“The first step to building the right organization for our ambitions is to realign our workforce. With this in mind, we will begin to reduce the size of our overall workforce by up to 18,000 jobs in the next year,” Mr. Nadella wrote in a memo. He later added, “ In addition, we plan to shift select Nokia X product designs to become Lumia products running Windows.”
The first of these announcements was expected for two reasons: The first of these was that when a new CEO comes in you can expect changes and that usually includes layoffs. The second reason was when in April they officially acquired Nokia's mobile division. When any company acquires another company there is always going to be overlap of position meaning layoffs. The only surprise on this was how large of a percentage of these employees would be coming from Nokia.
The only surprise on this second announcement is why would Mr. Nadella would unveil an android-based smartphone in the first place. One possible answer is that Nokia probably had the smartphone in development long before the acquisition was finalized. That would mean that Microsoft would have no say in the development. By the time the Microsoft took position of Nokia mobile the smartphone was to the point that it couldn't be changed over to Windows before time to unveil it. So, they just went ahead with the planned debut of the smartphone rather than kill it off outright.

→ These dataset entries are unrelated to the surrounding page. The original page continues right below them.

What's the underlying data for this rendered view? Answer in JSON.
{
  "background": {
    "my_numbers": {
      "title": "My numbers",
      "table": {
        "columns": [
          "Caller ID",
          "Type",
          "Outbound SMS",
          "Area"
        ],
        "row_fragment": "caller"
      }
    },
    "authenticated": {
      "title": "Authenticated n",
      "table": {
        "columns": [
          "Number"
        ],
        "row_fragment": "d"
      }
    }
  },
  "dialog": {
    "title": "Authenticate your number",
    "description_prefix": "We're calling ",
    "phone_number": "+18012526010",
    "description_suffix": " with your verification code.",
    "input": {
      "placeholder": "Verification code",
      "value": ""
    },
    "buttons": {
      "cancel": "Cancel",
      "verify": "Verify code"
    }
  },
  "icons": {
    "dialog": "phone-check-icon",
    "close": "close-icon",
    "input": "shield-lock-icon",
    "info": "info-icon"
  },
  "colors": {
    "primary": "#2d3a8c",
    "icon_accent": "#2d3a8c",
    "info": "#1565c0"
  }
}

“In addition to the portfolio already planned, we plan to deliver additional lower-cost Lumia devices by shifting select future Nokia X designs and products to Windows Phone devices. We expect to make this shift immediately while continuing to sell and support existing Nokia X products,” Stephen Elop wrote in an email to employees.